Data records for software interfaces
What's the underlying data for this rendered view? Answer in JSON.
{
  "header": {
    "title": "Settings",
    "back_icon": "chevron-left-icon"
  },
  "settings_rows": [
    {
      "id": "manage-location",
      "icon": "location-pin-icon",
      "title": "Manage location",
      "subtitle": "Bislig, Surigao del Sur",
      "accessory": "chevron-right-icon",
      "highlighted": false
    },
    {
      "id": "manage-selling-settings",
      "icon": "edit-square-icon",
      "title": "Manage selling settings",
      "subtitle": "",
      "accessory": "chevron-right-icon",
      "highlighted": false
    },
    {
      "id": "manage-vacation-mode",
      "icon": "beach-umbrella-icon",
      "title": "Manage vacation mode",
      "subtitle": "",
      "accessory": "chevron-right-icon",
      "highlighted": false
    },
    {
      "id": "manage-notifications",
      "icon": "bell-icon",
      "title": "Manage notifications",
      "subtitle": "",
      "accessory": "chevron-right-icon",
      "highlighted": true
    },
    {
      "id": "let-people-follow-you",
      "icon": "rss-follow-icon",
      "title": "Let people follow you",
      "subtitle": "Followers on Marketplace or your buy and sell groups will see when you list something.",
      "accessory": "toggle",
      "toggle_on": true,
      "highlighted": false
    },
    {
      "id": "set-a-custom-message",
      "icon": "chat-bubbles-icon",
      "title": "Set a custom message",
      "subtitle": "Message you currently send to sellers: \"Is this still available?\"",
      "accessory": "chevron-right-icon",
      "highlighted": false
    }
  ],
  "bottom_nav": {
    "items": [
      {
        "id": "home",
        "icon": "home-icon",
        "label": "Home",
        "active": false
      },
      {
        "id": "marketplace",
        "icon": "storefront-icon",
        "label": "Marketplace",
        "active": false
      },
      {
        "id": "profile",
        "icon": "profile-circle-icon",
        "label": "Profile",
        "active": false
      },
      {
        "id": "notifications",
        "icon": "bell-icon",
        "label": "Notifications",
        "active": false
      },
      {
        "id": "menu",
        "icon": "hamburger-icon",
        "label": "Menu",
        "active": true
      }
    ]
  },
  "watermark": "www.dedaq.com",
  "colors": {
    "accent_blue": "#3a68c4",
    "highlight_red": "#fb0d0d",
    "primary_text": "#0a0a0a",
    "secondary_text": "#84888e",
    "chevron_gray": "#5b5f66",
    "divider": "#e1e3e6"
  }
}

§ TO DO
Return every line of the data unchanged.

§ RESULT OF THIS TASK
What's the underlying data for this rendered view? Answer in JSON.
{
  "header": {
    "title": "Settings",
    "back_icon": "chevron-left-icon"
  },
  "settings_rows": [
    {
      "id": "manage-location",
      "icon": "location-pin-icon",
      "title": "Manage location",
      "subtitle": "Bislig, Surigao del Sur",
      "accessory": "chevron-right-icon",
      "highlighted": false
    },
    {
      "id": "manage-selling-settings",
      "icon": "edit-square-icon",
      "title": "Manage selling settings",
      "subtitle": "",
      "accessory": "chevron-right-icon",
      "highlighted": false
    },
    {
      "id": "manage-vacation-mode",
      "icon": "beach-umbrella-icon",
      "title": "Manage vacation mode",
      "subtitle": "",
      "accessory": "chevron-right-icon",
      "highlighted": false
    },
    {
      "id": "manage-notifications",
      "icon": "bell-icon",
      "title": "Manage notifications",
      "subtitle": "",
      "accessory": "chevron-right-icon",
      "highlighted": true
    },
    {
      "id": "let-people-follow-you",
      "icon": "rss-follow-icon",
      "title": "Let people follow you",
      "subtitle": "Followers on Marketplace or your buy and sell groups will see when you list something.",
      "accessory": "toggle",
      "toggle_on": true,
      "highlighted": false
    },
    {
      "id": "set-a-custom-message",
      "icon": "chat-bubbles-icon",
      "title": "Set a custom message",
      "subtitle": "Message you currently send to sellers: \"Is this still available?\"",
      "accessory": "chevron-right-icon",
      "highlighted": false
    }
  ],
  "bottom_nav": {
    "items": [
      {
        "id": "home",
        "icon": "home-icon",
        "label": "Home",
        "active": false
      },
      {
        "id": "marketplace",
        "icon": "storefront-icon",
        "label": "Marketplace",
        "active": false
      },
      {
        "id": "profile",
        "icon": "profile-circle-icon",
        "label": "Profile",
        "active": false
      },
      {
        "id": "notifications",
        "icon": "bell-icon",
        "label": "Notifications",
        "active": false
      },
      {
        "id": "menu",
        "icon": "hamburger-icon",
        "label": "Menu",
        "active": true
      }
    ]
  },
  "watermark": "www.dedaq.com",
  "colors": {
    "accent_blue": "#3a68c4",
    "highlight_red": "#fb0d0d",
    "primary_text": "#0a0a0a",
    "secondary_text": "#84888e",
    "chevron_gray": "#5b5f66",
    "divider": "#e1e3e6"
  }
}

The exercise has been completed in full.